o Climate Resilience Deliberative Forum: Presented by the CAHSS Deliberative Democracy Initiative & the Office of Sustainability. Held in April 2019, the purpose of this event was to educate fifty student participants about efforts, on campus and in the local community, to collectively address and prepare for climate change-related hazards. This event also provided a forum for deliberation on community resilience, and for development of recommendations to strengthen resilience. Participants provided the Office of Sustainability and the City of Arcata Community Development Department with a diverse set of recommendations.
o HSU Student Leadership Institute in Climate Resilience (SLICR): This is a three-day immersive residential program (March 16-18, 2020) with a service learning project held through the Environmental Studies program and offered as a 2-unit Special Topics course for alternative spring break. The SLICR curriculum is designed to build knowledge, leadership skills, and agency to help create community resilience.
o Read more about both programs at https://facilitymgmt.humboldt.edu/sustainability-climate-change-resilience-initiatives

Additional documentation to support the submission:

Data source(s) and notes about the submission:

The information presented here is self-reported.
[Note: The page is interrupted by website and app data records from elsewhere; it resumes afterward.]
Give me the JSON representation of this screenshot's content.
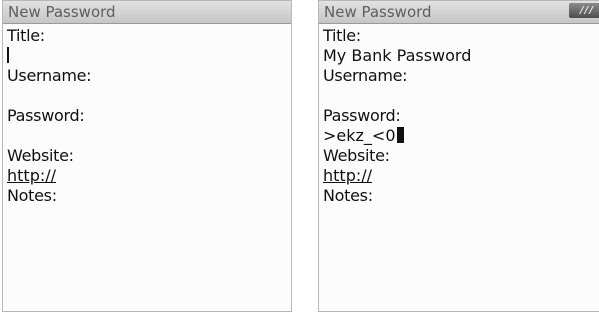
{
  "left_screen": {
    "title": "New Password",
    "fields": {
      "title_label": "Title:",
      "title_value": "",
      "username_label": "Username:",
      "username_value": "",
      "password_label": "Password:",
      "password_value": "",
      "website_label": "Website:",
      "website_value": "http://",
      "notes_label": "Notes:"
    }
  },
  "right_screen": {
    "title": "New Password",
    "signal_badge": "///",
    "fields": {
      "title_label": "Title:",
      "title_value": "My Bank Password",
      "username_label": "Username:",
      "username_value": "",
      "password_label": "Password:",
      "password_value": ">ekz_<0",
      "website_label": "Website:",
      "website_value": "http://",
      "notes_label": "Notes:"
    }
  }
}
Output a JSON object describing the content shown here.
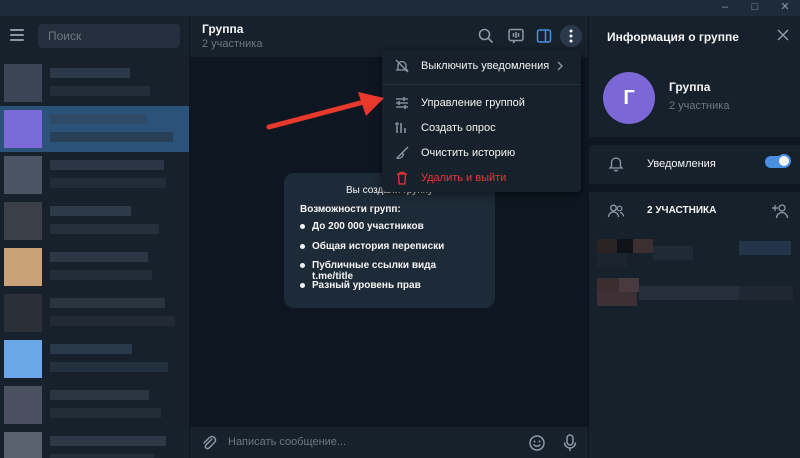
{
  "window": {
    "minimize": "–",
    "maximize": "□",
    "close": "✕"
  },
  "sidebar": {
    "search_placeholder": "Поиск"
  },
  "chat": {
    "title": "Группа",
    "subtitle": "2 участника",
    "card": {
      "heading": "Вы создали группу",
      "capabilities_title": "Возможности групп:",
      "items": [
        "До 200 000 участников",
        "Общая история переписки",
        "Публичные ссылки вида t.me/title",
        "Разный уровень прав"
      ]
    },
    "composer_placeholder": "Написать сообщение..."
  },
  "menu": {
    "items": [
      {
        "label": "Выключить уведомления",
        "icon": "bell-off-icon"
      },
      {
        "label": "Управление группой",
        "icon": "sliders-icon"
      },
      {
        "label": "Создать опрос",
        "icon": "poll-icon"
      },
      {
        "label": "Очистить историю",
        "icon": "broom-icon"
      },
      {
        "label": "Удалить и выйти",
        "icon": "trash-icon",
        "color": "#e53935"
      }
    ]
  },
  "info_panel": {
    "title": "Информация о группе",
    "avatar_letter": "Г",
    "avatar_color": "#7b68d6",
    "group_name": "Группа",
    "member_count": "2 участника",
    "notifications_label": "Уведомления",
    "notifications_on": true,
    "members_header": "2 УЧАСТНИКА"
  },
  "colors": {
    "accent": "#4a90e2",
    "danger": "#e53935",
    "arrow": "#e8392c"
  }
}
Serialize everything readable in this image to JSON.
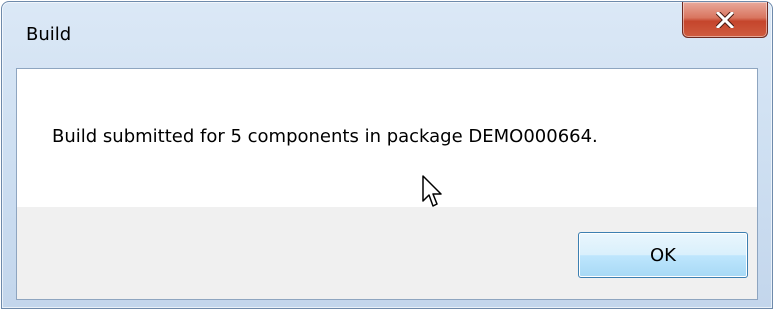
{
  "window": {
    "title": "Build",
    "close_icon": "close-x-icon",
    "accent_close": "#c5452c"
  },
  "dialog": {
    "message": "Build submitted for 5 components in package DEMO000664.",
    "ok_label": "OK"
  },
  "cursor": {
    "icon": "arrow-pointer-icon"
  }
}
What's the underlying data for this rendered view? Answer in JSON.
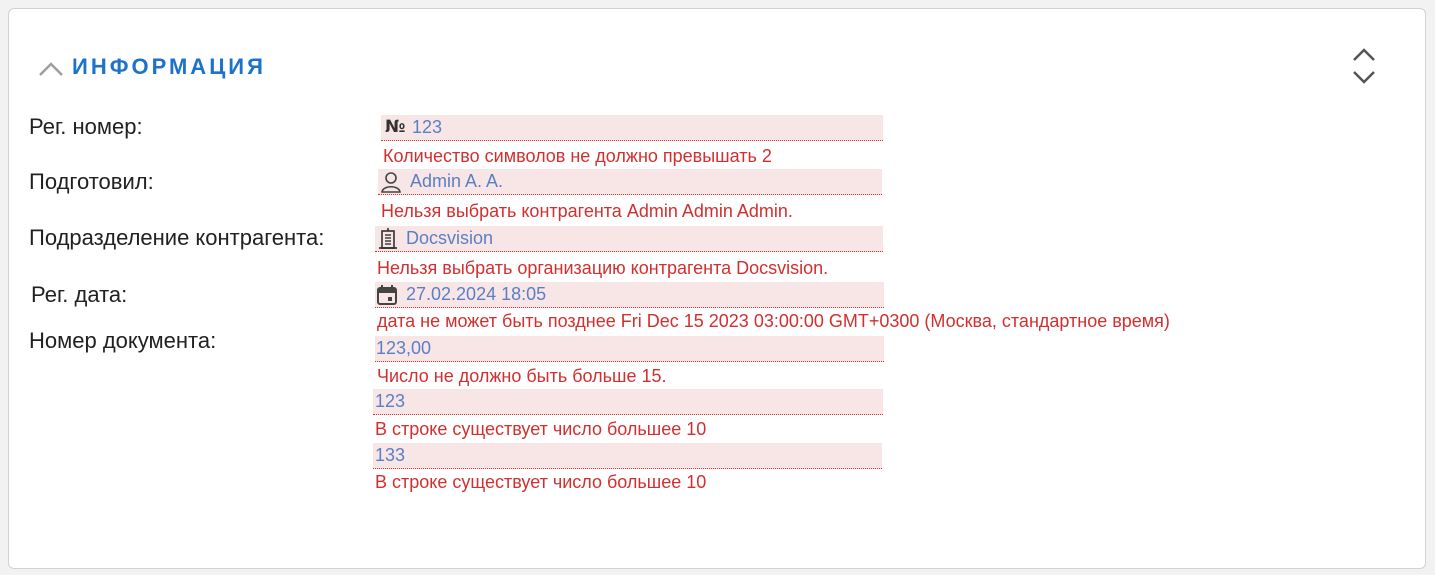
{
  "section": {
    "title": "ИНФОРМАЦИЯ",
    "accent_color": "#1e73c9",
    "collapse_icon": "chevron-up-icon",
    "sort_icon": "expand-collapse-icon"
  },
  "labels": {
    "reg_number": "Рег. номер:",
    "prepared_by": "Подготовил:",
    "department": "Подразделение контрагента:",
    "reg_date": "Рег. дата:",
    "doc_number": "Номер документа:"
  },
  "fields": {
    "reg_number": {
      "icon": "number-sign-icon",
      "icon_glyph": "№",
      "value": "123",
      "error": "Количество символов не должно превышать 2"
    },
    "prepared_by": {
      "icon": "user-icon",
      "value": "Admin A. A.",
      "error": "Нельзя выбрать контрагента Admin Admin Admin."
    },
    "department": {
      "icon": "building-icon",
      "value": "Docsvision",
      "error": "Нельзя выбрать организацию контрагента Docsvision."
    },
    "reg_date": {
      "icon": "calendar-icon",
      "value": "27.02.2024 18:05",
      "error": "дата не может быть позднее Fri Dec 15 2023 03:00:00 GMT+0300 (Москва, стандартное время)"
    },
    "doc_number_1": {
      "value": "123,00",
      "error": "Число не должно быть больше 15."
    },
    "doc_number_2": {
      "value": "123",
      "error": "В строке существует число большее 10"
    },
    "doc_number_3": {
      "value": "133",
      "error": "В строке существует число большее 10"
    }
  },
  "colors": {
    "error": "#d32f2f",
    "invalid_background": "#f8e6e7",
    "value_text": "#5b7fc4"
  }
}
While AASHE staff review portions of all STARS reports and institutions are welcome to seek additional forms of review, the data in STARS reports are not verified by AASHE. If you believe any of this information is erroneous or inconsistent with credit criteria, please review the process for inquiring about the information reported by an institution or simply email your inquiry to stars@aashe.org.